= Beginning of Section =
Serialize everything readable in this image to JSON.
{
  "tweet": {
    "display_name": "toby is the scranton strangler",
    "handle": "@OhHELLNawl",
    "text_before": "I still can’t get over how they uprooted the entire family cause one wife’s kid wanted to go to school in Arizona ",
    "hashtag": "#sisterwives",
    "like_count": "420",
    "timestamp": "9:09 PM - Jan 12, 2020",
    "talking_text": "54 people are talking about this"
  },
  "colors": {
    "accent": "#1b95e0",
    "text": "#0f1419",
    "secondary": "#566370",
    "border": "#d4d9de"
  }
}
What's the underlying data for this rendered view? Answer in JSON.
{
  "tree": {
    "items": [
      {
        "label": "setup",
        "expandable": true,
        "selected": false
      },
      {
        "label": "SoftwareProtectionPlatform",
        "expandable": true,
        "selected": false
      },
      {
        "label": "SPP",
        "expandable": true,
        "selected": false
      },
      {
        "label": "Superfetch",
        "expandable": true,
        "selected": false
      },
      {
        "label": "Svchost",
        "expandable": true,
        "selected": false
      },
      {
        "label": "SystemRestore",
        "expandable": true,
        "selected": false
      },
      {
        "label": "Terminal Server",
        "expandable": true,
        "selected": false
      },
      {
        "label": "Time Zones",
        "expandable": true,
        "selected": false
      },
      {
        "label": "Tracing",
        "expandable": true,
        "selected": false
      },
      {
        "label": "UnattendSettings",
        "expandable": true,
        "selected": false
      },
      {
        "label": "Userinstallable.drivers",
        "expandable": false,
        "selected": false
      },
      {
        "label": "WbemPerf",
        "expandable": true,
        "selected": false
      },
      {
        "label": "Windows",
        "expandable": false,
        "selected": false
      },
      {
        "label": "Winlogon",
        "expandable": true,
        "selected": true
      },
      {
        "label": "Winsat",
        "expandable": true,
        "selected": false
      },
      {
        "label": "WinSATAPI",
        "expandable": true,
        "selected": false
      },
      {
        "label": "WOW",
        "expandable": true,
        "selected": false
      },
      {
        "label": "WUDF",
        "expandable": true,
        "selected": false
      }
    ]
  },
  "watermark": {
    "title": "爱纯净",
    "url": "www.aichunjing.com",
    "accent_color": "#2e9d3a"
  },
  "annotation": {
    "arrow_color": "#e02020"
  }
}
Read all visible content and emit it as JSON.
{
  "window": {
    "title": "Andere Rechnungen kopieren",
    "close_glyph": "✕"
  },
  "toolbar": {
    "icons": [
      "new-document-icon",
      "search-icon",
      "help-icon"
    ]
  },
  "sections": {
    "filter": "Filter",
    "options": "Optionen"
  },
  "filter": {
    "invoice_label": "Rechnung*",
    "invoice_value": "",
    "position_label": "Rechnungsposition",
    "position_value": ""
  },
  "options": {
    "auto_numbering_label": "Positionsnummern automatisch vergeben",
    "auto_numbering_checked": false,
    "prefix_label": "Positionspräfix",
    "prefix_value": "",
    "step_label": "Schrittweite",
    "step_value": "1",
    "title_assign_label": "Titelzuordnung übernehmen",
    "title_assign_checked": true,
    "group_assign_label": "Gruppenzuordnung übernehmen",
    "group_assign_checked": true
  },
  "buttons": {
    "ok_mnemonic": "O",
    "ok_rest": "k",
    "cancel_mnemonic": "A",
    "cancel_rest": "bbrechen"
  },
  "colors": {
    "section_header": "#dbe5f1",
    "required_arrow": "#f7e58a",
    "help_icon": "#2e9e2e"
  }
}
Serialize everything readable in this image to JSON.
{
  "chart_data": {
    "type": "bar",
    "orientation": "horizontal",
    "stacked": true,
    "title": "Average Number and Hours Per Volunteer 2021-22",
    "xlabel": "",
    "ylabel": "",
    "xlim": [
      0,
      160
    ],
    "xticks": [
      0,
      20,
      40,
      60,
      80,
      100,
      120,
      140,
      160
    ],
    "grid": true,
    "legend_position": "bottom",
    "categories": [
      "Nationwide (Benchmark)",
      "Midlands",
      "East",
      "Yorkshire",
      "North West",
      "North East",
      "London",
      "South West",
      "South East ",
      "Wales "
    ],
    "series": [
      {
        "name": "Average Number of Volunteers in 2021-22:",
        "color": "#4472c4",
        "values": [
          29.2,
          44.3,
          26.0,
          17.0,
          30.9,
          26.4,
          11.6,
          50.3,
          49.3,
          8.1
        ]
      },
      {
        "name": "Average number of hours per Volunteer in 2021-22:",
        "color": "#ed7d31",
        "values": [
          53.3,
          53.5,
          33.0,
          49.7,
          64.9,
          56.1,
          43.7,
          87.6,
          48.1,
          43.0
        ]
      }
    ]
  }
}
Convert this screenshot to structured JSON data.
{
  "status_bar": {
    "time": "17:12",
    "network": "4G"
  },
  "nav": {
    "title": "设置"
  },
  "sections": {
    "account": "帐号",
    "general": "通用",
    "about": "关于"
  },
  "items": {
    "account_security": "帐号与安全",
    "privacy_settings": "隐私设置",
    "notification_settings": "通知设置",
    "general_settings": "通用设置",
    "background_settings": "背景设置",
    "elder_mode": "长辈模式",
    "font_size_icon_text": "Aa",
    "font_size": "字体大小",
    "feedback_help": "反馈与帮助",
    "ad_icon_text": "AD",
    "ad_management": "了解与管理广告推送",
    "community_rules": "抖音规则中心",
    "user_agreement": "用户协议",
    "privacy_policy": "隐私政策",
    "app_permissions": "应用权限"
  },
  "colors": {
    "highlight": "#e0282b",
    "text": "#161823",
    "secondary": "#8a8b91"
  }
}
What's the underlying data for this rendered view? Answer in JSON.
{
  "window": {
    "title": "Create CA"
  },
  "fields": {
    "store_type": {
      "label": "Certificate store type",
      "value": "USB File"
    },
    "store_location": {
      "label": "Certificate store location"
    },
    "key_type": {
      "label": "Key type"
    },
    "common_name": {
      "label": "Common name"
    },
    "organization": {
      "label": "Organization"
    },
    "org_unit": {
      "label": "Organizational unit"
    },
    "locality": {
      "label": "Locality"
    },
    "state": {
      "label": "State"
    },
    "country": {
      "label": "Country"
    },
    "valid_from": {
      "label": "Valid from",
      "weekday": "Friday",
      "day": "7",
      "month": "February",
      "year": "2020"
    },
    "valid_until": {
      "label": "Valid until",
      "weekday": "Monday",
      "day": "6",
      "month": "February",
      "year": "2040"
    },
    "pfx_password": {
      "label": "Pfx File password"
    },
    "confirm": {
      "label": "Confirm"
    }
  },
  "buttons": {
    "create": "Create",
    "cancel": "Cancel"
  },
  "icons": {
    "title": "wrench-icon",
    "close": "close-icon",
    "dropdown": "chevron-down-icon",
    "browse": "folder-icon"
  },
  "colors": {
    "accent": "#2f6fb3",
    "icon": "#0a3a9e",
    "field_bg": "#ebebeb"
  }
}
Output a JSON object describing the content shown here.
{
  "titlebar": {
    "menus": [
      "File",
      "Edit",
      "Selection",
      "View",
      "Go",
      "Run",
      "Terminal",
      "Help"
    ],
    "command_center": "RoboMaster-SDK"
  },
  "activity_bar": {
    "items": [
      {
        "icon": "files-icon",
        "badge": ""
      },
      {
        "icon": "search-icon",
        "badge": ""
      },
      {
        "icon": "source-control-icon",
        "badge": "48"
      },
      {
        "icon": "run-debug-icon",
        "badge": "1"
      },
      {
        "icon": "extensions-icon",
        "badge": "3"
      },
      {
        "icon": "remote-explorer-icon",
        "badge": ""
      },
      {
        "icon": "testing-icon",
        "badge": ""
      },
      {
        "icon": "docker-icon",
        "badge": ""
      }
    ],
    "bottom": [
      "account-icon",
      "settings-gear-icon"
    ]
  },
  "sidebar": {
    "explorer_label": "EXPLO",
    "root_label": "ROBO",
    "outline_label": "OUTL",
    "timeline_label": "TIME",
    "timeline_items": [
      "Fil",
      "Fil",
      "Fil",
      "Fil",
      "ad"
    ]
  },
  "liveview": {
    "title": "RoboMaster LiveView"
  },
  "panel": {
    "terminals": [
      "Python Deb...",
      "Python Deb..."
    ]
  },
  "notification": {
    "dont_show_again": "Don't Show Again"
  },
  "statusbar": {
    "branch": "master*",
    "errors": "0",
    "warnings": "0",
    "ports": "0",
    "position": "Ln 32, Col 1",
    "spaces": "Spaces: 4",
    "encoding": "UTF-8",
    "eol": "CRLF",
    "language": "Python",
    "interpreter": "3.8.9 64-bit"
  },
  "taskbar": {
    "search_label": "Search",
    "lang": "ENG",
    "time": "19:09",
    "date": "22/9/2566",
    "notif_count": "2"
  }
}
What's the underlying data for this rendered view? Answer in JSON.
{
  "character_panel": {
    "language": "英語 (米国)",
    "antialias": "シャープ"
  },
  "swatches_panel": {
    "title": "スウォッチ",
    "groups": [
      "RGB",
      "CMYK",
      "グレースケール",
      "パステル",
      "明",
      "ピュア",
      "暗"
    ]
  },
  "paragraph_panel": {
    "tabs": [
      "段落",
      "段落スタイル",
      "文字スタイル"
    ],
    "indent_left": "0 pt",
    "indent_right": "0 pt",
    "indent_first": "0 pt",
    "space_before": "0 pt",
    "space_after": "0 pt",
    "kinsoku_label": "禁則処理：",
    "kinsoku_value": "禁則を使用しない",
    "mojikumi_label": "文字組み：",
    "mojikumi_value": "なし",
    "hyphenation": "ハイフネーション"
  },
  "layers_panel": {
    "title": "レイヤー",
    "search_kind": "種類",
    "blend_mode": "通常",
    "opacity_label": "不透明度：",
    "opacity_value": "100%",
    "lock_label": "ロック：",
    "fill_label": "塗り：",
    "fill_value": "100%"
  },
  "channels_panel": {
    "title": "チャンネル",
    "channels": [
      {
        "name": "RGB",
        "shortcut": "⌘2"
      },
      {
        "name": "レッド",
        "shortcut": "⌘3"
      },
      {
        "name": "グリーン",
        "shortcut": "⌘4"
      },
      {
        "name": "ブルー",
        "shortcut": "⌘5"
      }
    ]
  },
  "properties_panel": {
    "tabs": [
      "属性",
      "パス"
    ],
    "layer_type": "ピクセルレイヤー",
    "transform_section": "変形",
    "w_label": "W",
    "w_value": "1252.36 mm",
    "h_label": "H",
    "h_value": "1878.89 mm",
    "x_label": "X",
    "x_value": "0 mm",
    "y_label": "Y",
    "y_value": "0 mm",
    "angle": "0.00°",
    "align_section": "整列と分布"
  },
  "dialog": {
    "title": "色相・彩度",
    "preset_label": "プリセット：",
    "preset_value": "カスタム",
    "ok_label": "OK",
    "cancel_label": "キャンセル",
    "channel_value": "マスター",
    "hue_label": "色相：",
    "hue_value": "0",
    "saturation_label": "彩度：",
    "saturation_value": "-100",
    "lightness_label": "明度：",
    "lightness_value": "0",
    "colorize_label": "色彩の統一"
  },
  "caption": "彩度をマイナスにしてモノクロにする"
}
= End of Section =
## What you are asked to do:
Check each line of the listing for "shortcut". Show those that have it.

## Expected answer:
        "shortcut": "⌘2"
        "shortcut": "⌘3"
        "shortcut": "⌘4"
        "shortcut": "⌘5"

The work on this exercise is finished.